Know your rights: what is and isn't legal for debt collectors to do during pandemic
Although we've had some positive news Friday about the economy and jobs, many families are still scurrying to provide for their families.
Consumer rights advocate Jarred Johnson joined NewsChannel 7 at 4 on Friday to talk about what is and isn't legal for debt collectors to do during the pandemic.
“Debt collectors are prohibited from collecting debt in any unfair or unconscionable means. They’re also not allowed to lie to you in word or in writing. If they write a letter to you that is untrue, they’re not allowed to do that. That’s a violation of the Fair Debt Collection Practices Act,” Johnson explained.
He added that debt collectors are also not allowed to call you before 8 a.m. or after 9 p.m.
“All debt collectors must document and provide a letter in the mail for every single debt they’re trying to collect,” he added. “In fact, if they don’t provide a letter in five days of the first phone call you receive, they are in violation of the Fair Debt Collection Practices Act.”
Debt collectors must also mark on your credit report if you are disputing the debt.
“They also like to call third parties on a regular basis to try and collect debt.

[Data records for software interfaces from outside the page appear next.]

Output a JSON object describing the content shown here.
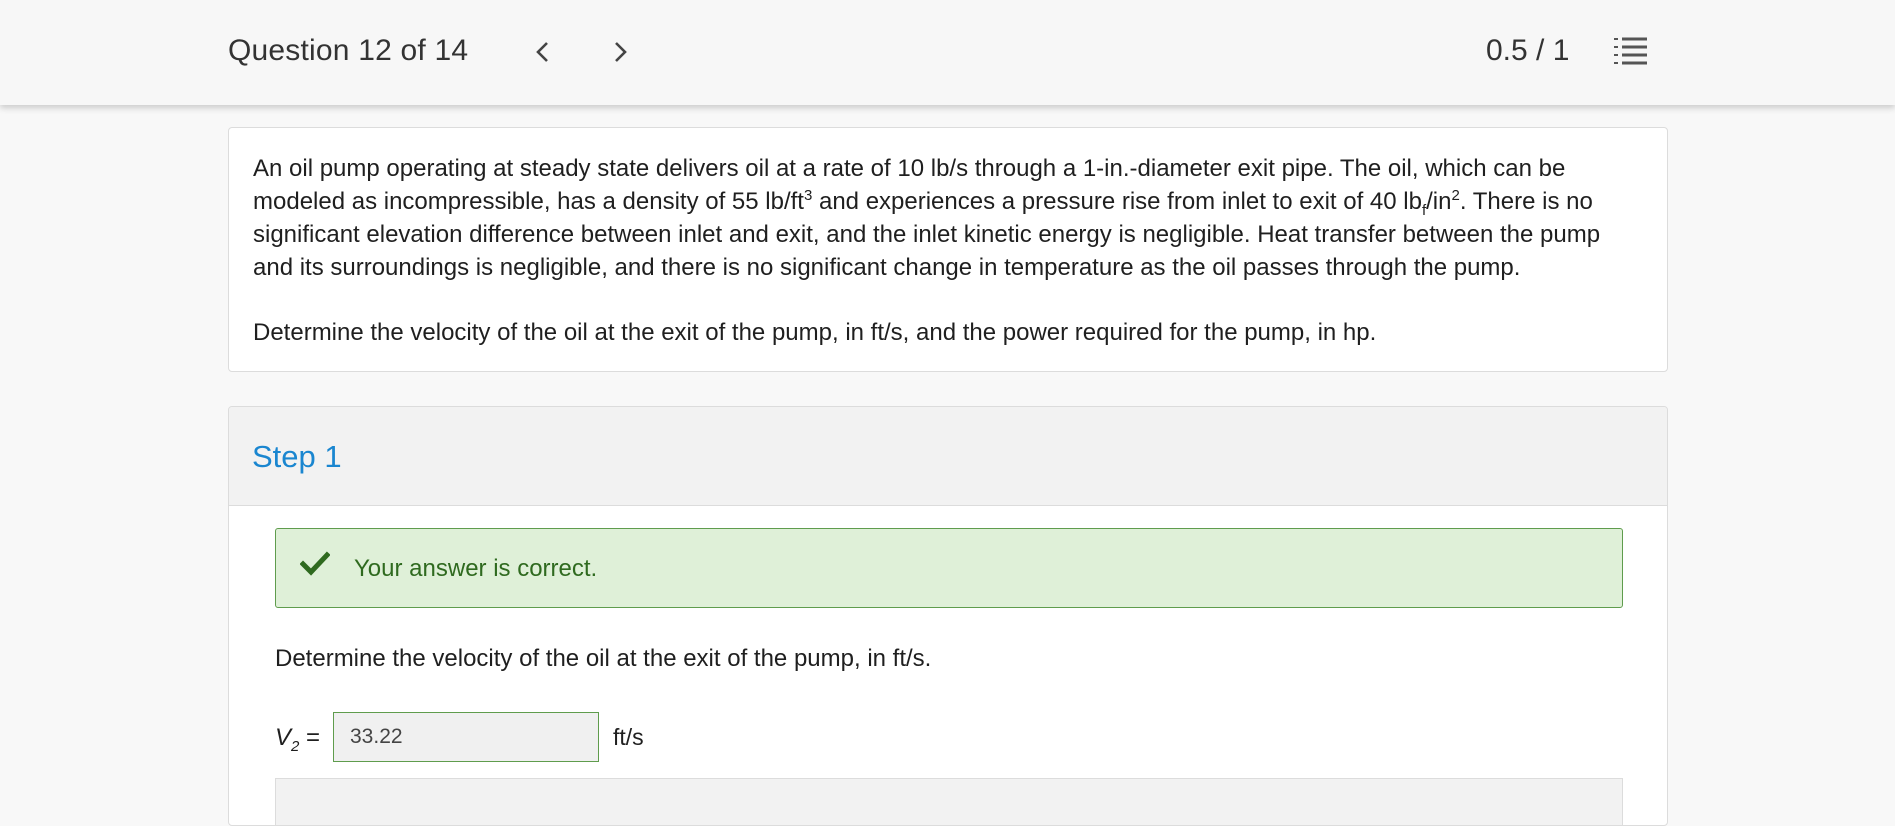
{
  "header": {
    "question_label": "Question 12 of 14",
    "score": "0.5 / 1",
    "icons": {
      "prev": "chevron-left-icon",
      "next": "chevron-right-icon",
      "list": "numbered-list-icon"
    }
  },
  "problem": {
    "p1_a": "An oil pump operating at steady state delivers oil at a rate of 10 lb/s through a 1-in.-diameter exit pipe. The oil, which can be modeled as incompressible, has a density of 55 lb/ft",
    "p1_sup1": "3",
    "p1_b": " and experiences a pressure rise from inlet to exit of 40 lb",
    "p1_sub1": "f",
    "p1_c": "/in",
    "p1_sup2": "2",
    "p1_d": ". There is no significant elevation difference between inlet and exit, and the inlet kinetic energy is negligible. Heat transfer between the pump and its surroundings is negligible, and there is no significant change in temperature as the oil passes through the pump.",
    "question": "Determine the velocity of the oil at the exit of the pump, in ft/s, and the power required for the pump, in hp."
  },
  "step": {
    "title": "Step 1",
    "feedback": "Your answer is correct.",
    "feedback_icon": "checkmark-icon",
    "question": "Determine the velocity of the oil at the exit of the pump, in ft/s.",
    "var_name": "V",
    "var_sub": "2",
    "var_eq": " =",
    "answer_value": "33.22",
    "unit": "ft/s"
  },
  "colors": {
    "accent": "#1a86d0",
    "correct_bg": "#dff0d8",
    "correct_border": "#5f9c4d",
    "correct_text": "#2f6a1f"
  }
}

They like to call friends, relatives and neighbors to try to intimidate you or scare you into contacting them. They’re not really allowed to call third parties for debt collection purposes. They are allowed to contact third parties for location information only, but that doesn’t apply anymore if they already know where you are.”
Johnson said if a debt collector already has your location and they’re calling your relatives, friends or co-workers, you have a great case.